Patrick Adams  42:47

Yeah, love it. Love it. What a great story to you. You you explained it perfectly. Lee, thank you for that. I love that. And I don’t want to I want to, I might have to we might have to come back on the show again, because we’re kind of at the end of our our time right now. And I really want to talk more about your your organization get knowledge and the model that you use the best model, can you before we close up? Can you just tell us what that stands for? And then I’d love to hear just if anyone’s would like to reach out to you how they connect with you. If they can find learn more about your organization get knowledge. You know, can you let us know that? So what’s what’s, what’s your model, best best model? What does it stand for? And then how do people connect with you?

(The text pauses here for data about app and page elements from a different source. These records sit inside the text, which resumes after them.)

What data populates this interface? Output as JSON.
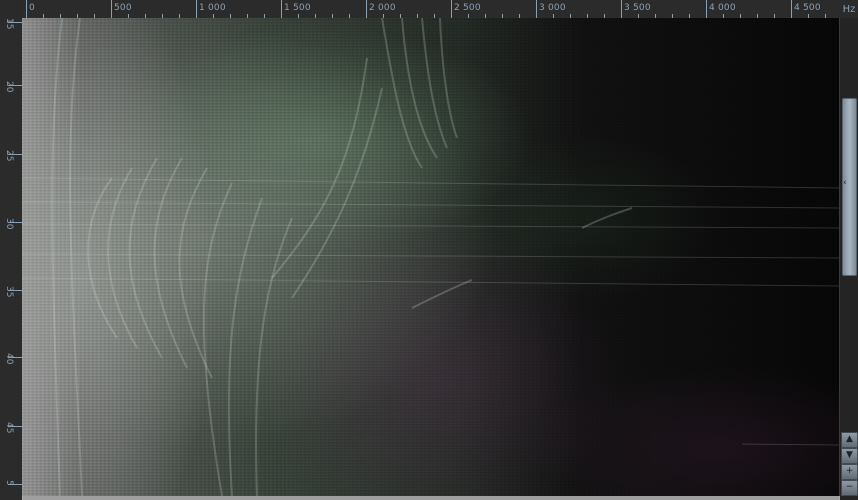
{
  "ruler": {
    "unit": "Hz",
    "frequency_labels": [
      "0",
      "500",
      "1 000",
      "1 500",
      "2 000",
      "2 500",
      "3 000",
      "3 500",
      "4 000",
      "4 500"
    ],
    "time_labels": [
      "15",
      "20",
      "25",
      "30",
      "35",
      "40",
      "45",
      "5"
    ]
  },
  "scrollbar": {
    "grip_glyph": "‹",
    "up_glyph": "▲",
    "down_glyph": "▼",
    "zoom_in_glyph": "+",
    "zoom_out_glyph": "−"
  }
}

Yeah, perfect. So our best model is, is built upon the theory that 20 years ago, consultants would purely work on the T part of the best model, which is just targets, business targets and results, then about 15 years ago, customer experience became a thing. So the S is customer satisfaction, and people made the link between satisfaction and targets, and you satisfy your customers, you achieve your targets, then probably about five to 10 years ago, employee experience became a thing and employee engagement. So that’s the easy part of it. And people join the dots between happy employees satisfied customers achieving your business targets, but we fundamentally believe that you should start with the B and that is the leadership behavior. Behavior is fundamental. If you get your leadership behaviors, right you get your employees engaged, you achieve customer satisfaction, and then your business targets and results are a given pretty much that’s what the best model is. And so we start at the leadership behavior parts, not other target part. And that’s what that’s why we get knowledge work with the clients and the businesses that we do. And that’s that’s the model that we use.


Patrick Adams  44:44

Powerful. I love that love that I really do want to talk more about that. Let’s have you back on the show. Maybe a few months from now and let’s dive into that model because that that’s amazing. I love the I love everything that you just shared as far as the you know in one Why the bee is before the E and the, you know, and so on. So, Lee, if anyone’s interested to reach out to you, if they’re looking for more information about the best model, or, you know, anything that you’ve talked about on the show today, where would be the best place for them to connect with you?



Yeah, so the best place to connect with me is on LinkedIn. So it’s just Li Han, on LinkedIn, if email li at get, or our website is www dot get at UK but honestly, Patrick, I have thoroughly thoroughly thoroughly enjoyed this conversation with you. Thank you so much for the opportunity to chat to the


Patrick Adams  45:33

Absolutely. Now it’s been greatly and we’ll drop those links into the show notes. So if anyone’s interested, they can go right to the show notes, grab, grab your email or go to your website and learn more. Lee, it’s been great to have you on powerful discussion. I feel like I’ve been on an emotional roller coaster through this, this conversation and some really, really great things that you shared with us and just powerful learnings. So I’m excited to have you back on the show and talk some more.


Lee Houghton  46:02

I’ll look forward to James Patrick. Alright, cheers.


Meet Patrick

Patrick is an internationally recognized leadership coach, consultant, and professional speaker, best known for his unique human approach to sound team-building practices; creating consensus and enabling empowerment. He founded his consulting practice in 2018 to work with leaders at all levels and organizations of all sizes to achieve higher levels of performance. He motivates, inspires, and drives the right results at all points in business processes.

Patrick has been delivering bottom-line results through specialized process improvement solutions for over 20 years. He’s worked with all types of businesses from private, non-profit, government, and manufacturing ranging from small business to billion-dollar corporations.